     I've heard people say they'll pray for someone who's sick, and cheerfully remark that while it might not help, it can't hurt. Well, if it can't hurt, then it probably can't help, either, at least not in the way they think. Of course, it's nice to have someone care about you, and to know they're thinking warm thoughts about you, and that's good in itself. But if some mystical or supernatural power is involved, then it's just a mistake to assume that power can only work in the way one chooses to imagine it working; if weird magic stuff is in the cards, all bets are off.

     The lesson here, if there is one, is that we should simply ignore superstitious considerations when we make decisions.
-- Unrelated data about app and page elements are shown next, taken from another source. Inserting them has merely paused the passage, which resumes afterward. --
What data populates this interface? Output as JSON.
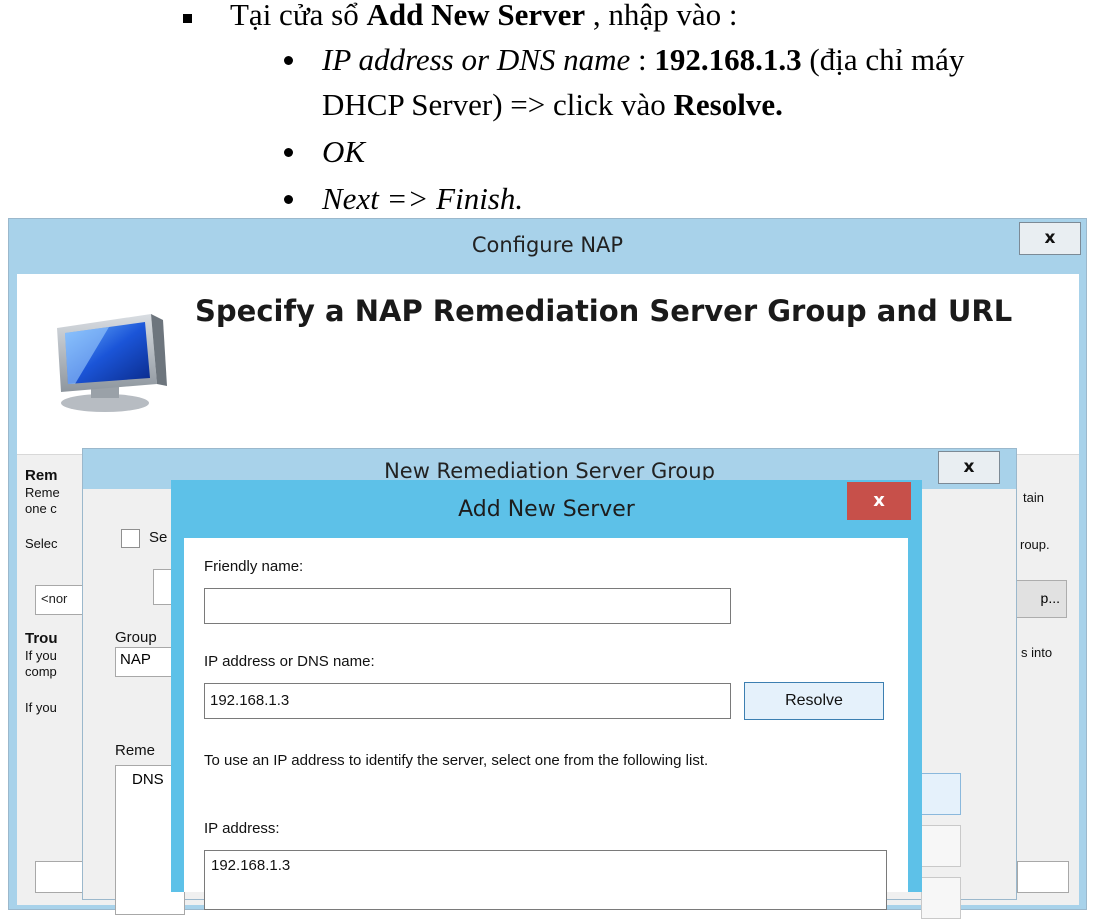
{
  "doc": {
    "line1": {
      "a": "Tại cửa sổ ",
      "b": "Add New Server",
      "c": " , nhập vào :"
    },
    "line2": {
      "a": "IP address or DNS name",
      "b": " : ",
      "c": "192.168.1.3",
      "d": " (địa chỉ máy"
    },
    "line3": {
      "a": "DHCP Server) => click vào ",
      "b": "Resolve."
    },
    "line4": "OK",
    "line5": "Next => Finish."
  },
  "nap_window": {
    "title": "Configure NAP",
    "close": "x",
    "heading": "Specify a NAP Remediation Server Group and URL",
    "body_fragments": {
      "rem": "Rem",
      "reme": "Reme",
      "one_c": "one c",
      "selec": "Selec",
      "combo_value": "<nor",
      "trou": "Trou",
      "if_you_1": "If you",
      "comp": "comp",
      "if_you_2": "If you",
      "tain": "tain",
      "roup": "roup.",
      "p_button": "p...",
      "s_into": "s into"
    }
  },
  "group_window": {
    "title": "New Remediation Server Group",
    "close": "x",
    "checkbox_label_fragment": "Se",
    "group_label_fragment": "Group",
    "group_value_fragment": "NAP",
    "reme_label_fragment": "Reme",
    "list_fragment": "DNS"
  },
  "add_server": {
    "title": "Add New Server",
    "close": "x",
    "friendly_label": "Friendly name:",
    "friendly_value": "",
    "ip_label": "IP address or DNS name:",
    "ip_value": "192.168.1.3",
    "resolve_button": "Resolve",
    "hint": "To use an IP address to identify the server, select one from the following list.",
    "ip_list_label": "IP address:",
    "ip_list": [
      "192.168.1.3"
    ]
  }
}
Just because a chain letter threatens bad luck if you break it doesn't mean you won't have good luck for breaking the chain. It's okay to wish for things, to pray for things, and so on, but don't get trapped into thinking that wishing or praying by themselves have any kind of causal effect. They might, of course, but if they do, they're just as likely to have the opposite of the desired effect. So just let those unknowables cancel themselves out of both sides of the equation, and decide based on what you do know.
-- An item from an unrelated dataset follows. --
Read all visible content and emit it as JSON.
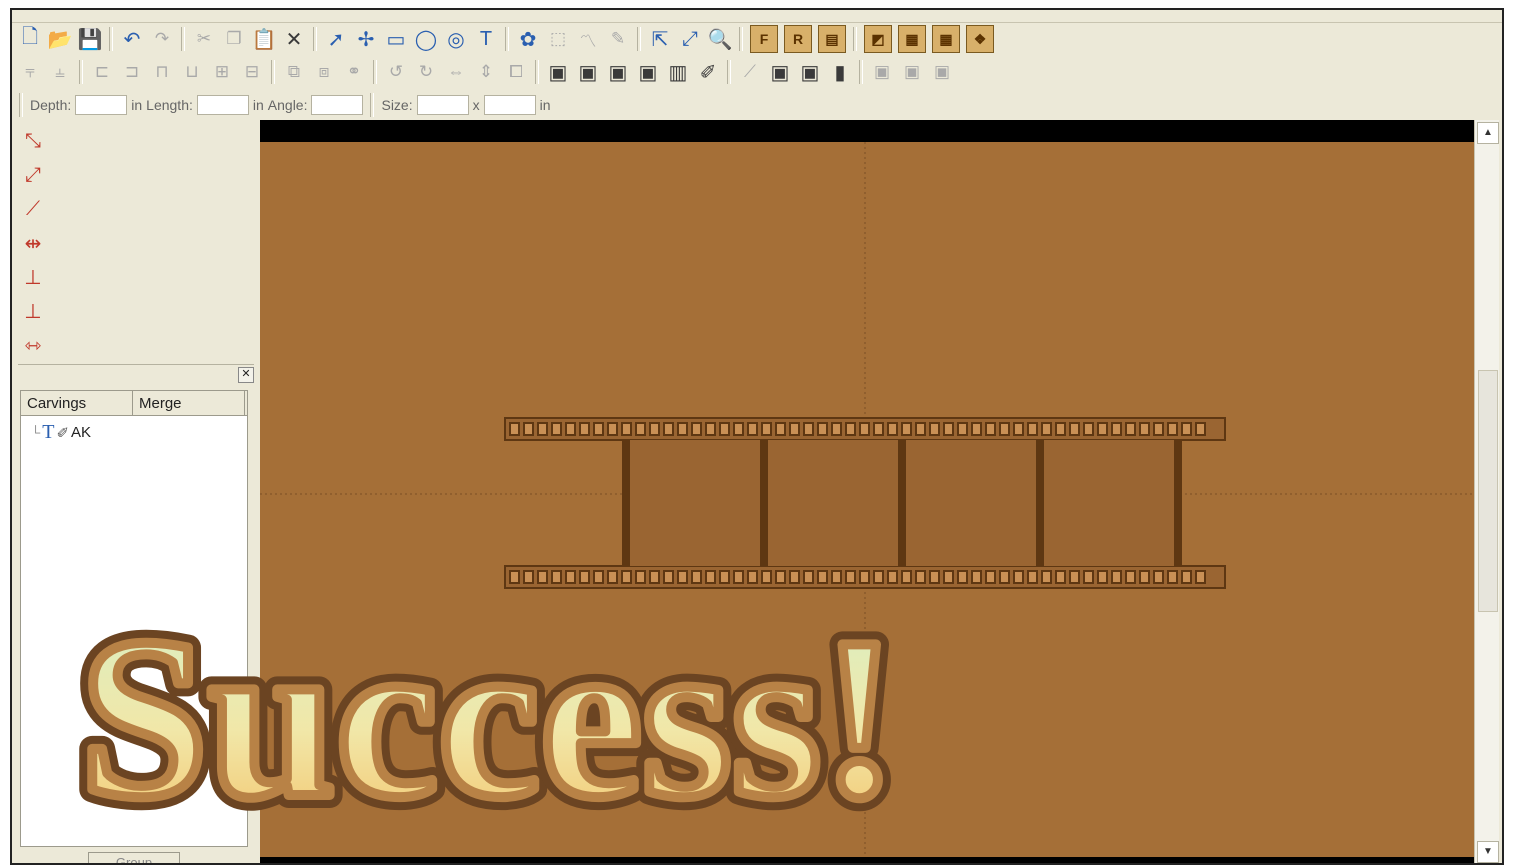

  1. I stumbled across this blog after you posted on ReformedApologist's site, and I was surprised to agree wholeheartedly with both this entry and the one after it (on clarity of writing).
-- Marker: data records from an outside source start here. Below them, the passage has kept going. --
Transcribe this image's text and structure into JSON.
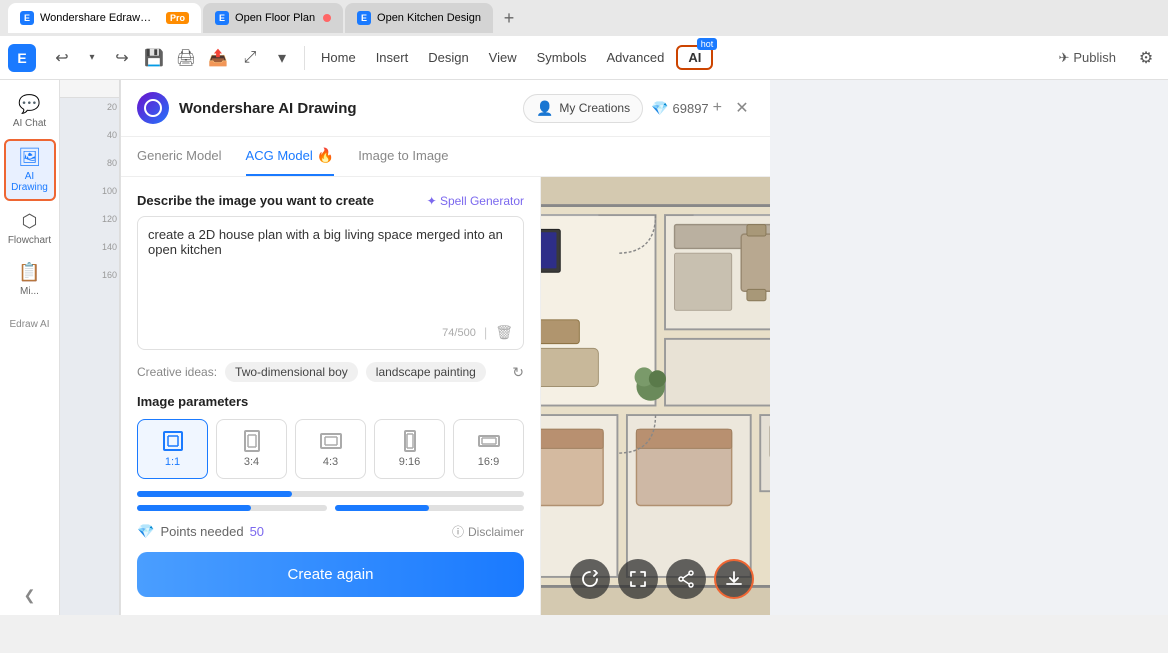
{
  "browser": {
    "tabs": [
      {
        "label": "Wondershare EdrawMax",
        "badge": "Pro",
        "active": true,
        "dot": false
      },
      {
        "label": "Open Floor Plan",
        "active": false,
        "dot": true
      },
      {
        "label": "Open Kitchen Design",
        "active": false,
        "dot": false
      }
    ],
    "add_tab_icon": "+"
  },
  "menubar": {
    "app_name": "Wondershare EdrawMax",
    "pro_badge": "Pro",
    "nav_items": [
      "Home",
      "Insert",
      "Design",
      "View",
      "Symbols",
      "Advanced"
    ],
    "ai_button_label": "AI",
    "ai_hot_badge": "hot",
    "publish_label": "Publish",
    "undo_icon": "↩",
    "redo_icon": "↪"
  },
  "sidebar": {
    "items": [
      {
        "label": "AI Chat",
        "icon": "💬",
        "active": false
      },
      {
        "label": "AI Drawing",
        "icon": "🖼",
        "active": true
      },
      {
        "label": "Flowchart",
        "icon": "⬡",
        "active": false
      },
      {
        "label": "Mi...",
        "icon": "📋",
        "active": false
      }
    ],
    "edraw_ai_label": "Edraw AI",
    "collapse_icon": "❮"
  },
  "ai_panel": {
    "title": "Wondershare AI Drawing",
    "my_creations_label": "My Creations",
    "points_count": "69897",
    "points_add_icon": "+",
    "close_icon": "✕",
    "tabs": [
      {
        "label": "Generic Model",
        "active": false,
        "fire": false
      },
      {
        "label": "ACG Model",
        "active": true,
        "fire": true
      },
      {
        "label": "Image to Image",
        "active": false,
        "fire": false
      }
    ],
    "describe_label": "Describe the image you want to create",
    "spell_generator_label": "✦ Spell Generator",
    "textarea_value": "create a 2D house plan with a big living space merged into an open kitchen",
    "char_count": "74/500",
    "delete_icon": "🗑",
    "creative_ideas_label": "Creative ideas:",
    "creative_chips": [
      "Two-dimensional boy",
      "landscape painting"
    ],
    "refresh_icon": "↻",
    "image_params_label": "Image parameters",
    "ratios": [
      {
        "label": "1:1",
        "active": true
      },
      {
        "label": "3:4",
        "active": false
      },
      {
        "label": "4:3",
        "active": false
      },
      {
        "label": "9:16",
        "active": false
      },
      {
        "label": "16:9",
        "active": false
      }
    ],
    "points_needed_label": "Points needed",
    "points_needed_value": "50",
    "disclaimer_label": "Disclaimer",
    "create_btn_label": "Create again",
    "image_actions": [
      {
        "icon": "⟳",
        "name": "regenerate",
        "highlighted": false
      },
      {
        "icon": "⤢",
        "name": "fullscreen",
        "highlighted": false
      },
      {
        "icon": "⬆",
        "name": "share",
        "highlighted": false
      },
      {
        "icon": "⬇",
        "name": "download",
        "highlighted": true
      }
    ]
  }
}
    I think you really have nailed the most important element in Pascal's wager. It's quite counter-intuitive to think that the Christian God is, in terms of what reason we have to think it exists, exactly on par with other god concepts unfriendly to faith and/or Christian belief. So for instance we can imagine a god who damns anyone who fails to clap their hands at least three times a day on average. This may seem intuitively ridiculous, but the fact is, we have no less evidence for the hand-clapping god than we do for the Christian God, and no greater evidence against.

    We use the regularities of our experience to distinguish between what is likely and unlikely. Once we start considering things which transcend or otherwise buck those regularities, we have no means of preferring one alternative over another.

    Perhaps I should also apply this to prayer, as you illustrate. I'm not sure how well that will go over in a conversation with a well-meaning Christian, but it might be made to work without being rude. It's certainly an amusing application of the central principle just described!

    Anyway, thanks for the blog. Keep 'em coming!


  2. Thanks for your comment, Ben.

    WIth respect to prayer, it's only in a fairly narrow sense that I'm cautioning against its use. In terms of its immediate and measurable mundane effects as a social practice, it's probably for the most part a good thing, as a way of communicating that one cares. In that sense, I think we should be grateful to people who pray for us. But if it's aimed at bringing about a miracle, some kind of tangible effect, then the unknowability of magical effects kicks in: it could do as much harm as good. (Not that we should worry, because I don't happen to believe there are any such effects.)

    For my part, I have always approached prayer as a kind of inner dialogue between myself and, metaphorically at least, God and the Devil and whoever else might drop by. I have good ideas and bad ideas, and we can pretend the good ones come from God and the bad ones from the Devil, but since they're all ideas in my head and in my own inner voice, I can't tell who's speaking, so I have to take them all seriously, reason them through, and come to my own fallible conclusion about what's probably right. In that sense, I pray pretty much all the time, but I'm never praying for any tangible goal like "Oh God, please cure my cancer!" or "Please, God, let me win the lottery!" If anything, I'm praying for guidance. But that's only a metaphorical way to describe it: more concisely, I'm thinking.